= Problem requirements =
Your output must hold every entry exactly as written and none of the pictures.

Element data from apps and pages
━━━━━━━━━━
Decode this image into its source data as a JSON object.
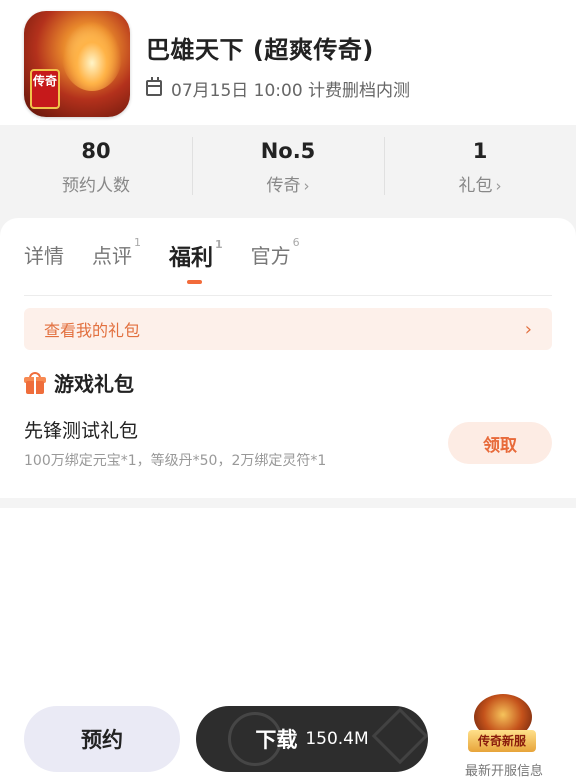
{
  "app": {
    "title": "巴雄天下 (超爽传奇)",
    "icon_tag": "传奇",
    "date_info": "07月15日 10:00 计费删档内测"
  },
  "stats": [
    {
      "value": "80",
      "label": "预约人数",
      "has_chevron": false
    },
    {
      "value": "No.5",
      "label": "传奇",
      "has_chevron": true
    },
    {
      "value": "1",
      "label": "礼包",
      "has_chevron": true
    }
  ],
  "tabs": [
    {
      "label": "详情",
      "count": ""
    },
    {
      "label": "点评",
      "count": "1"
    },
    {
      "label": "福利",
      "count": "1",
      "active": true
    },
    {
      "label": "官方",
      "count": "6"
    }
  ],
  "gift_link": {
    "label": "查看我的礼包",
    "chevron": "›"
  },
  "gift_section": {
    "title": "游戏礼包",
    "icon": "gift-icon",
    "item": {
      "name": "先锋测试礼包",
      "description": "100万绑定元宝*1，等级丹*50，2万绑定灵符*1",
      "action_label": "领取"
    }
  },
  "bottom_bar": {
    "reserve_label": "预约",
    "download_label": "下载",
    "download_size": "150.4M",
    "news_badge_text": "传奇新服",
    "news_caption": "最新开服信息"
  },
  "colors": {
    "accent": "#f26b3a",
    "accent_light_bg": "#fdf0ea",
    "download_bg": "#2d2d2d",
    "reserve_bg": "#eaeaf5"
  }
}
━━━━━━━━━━
= Answer for this exercise =
Decode this image into its source data as a JSON object.
{
  "app": {
    "title": "巴雄天下 (超爽传奇)",
    "icon_tag": "传奇",
    "date_info": "07月15日 10:00 计费删档内测"
  },
  "stats": [
    {
      "value": "80",
      "label": "预约人数",
      "has_chevron": false
    },
    {
      "value": "No.5",
      "label": "传奇",
      "has_chevron": true
    },
    {
      "value": "1",
      "label": "礼包",
      "has_chevron": true
    }
  ],
  "tabs": [
    {
      "label": "详情",
      "count": ""
    },
    {
      "label": "点评",
      "count": "1"
    },
    {
      "label": "福利",
      "count": "1",
      "active": true
    },
    {
      "label": "官方",
      "count": "6"
    }
  ],
  "gift_link": {
    "label": "查看我的礼包",
    "chevron": "›"
  },
  "gift_section": {
    "title": "游戏礼包",
    "icon": "gift-icon",
    "item": {
      "name": "先锋测试礼包",
      "description": "100万绑定元宝*1，等级丹*50，2万绑定灵符*1",
      "action_label": "领取"
    }
  },
  "bottom_bar": {
    "reserve_label": "预约",
    "download_label": "下载",
    "download_size": "150.4M",
    "news_badge_text": "传奇新服",
    "news_caption": "最新开服信息"
  },
  "colors": {
    "accent": "#f26b3a",
    "accent_light_bg": "#fdf0ea",
    "download_bg": "#2d2d2d",
    "reserve_bg": "#eaeaf5"
  }
}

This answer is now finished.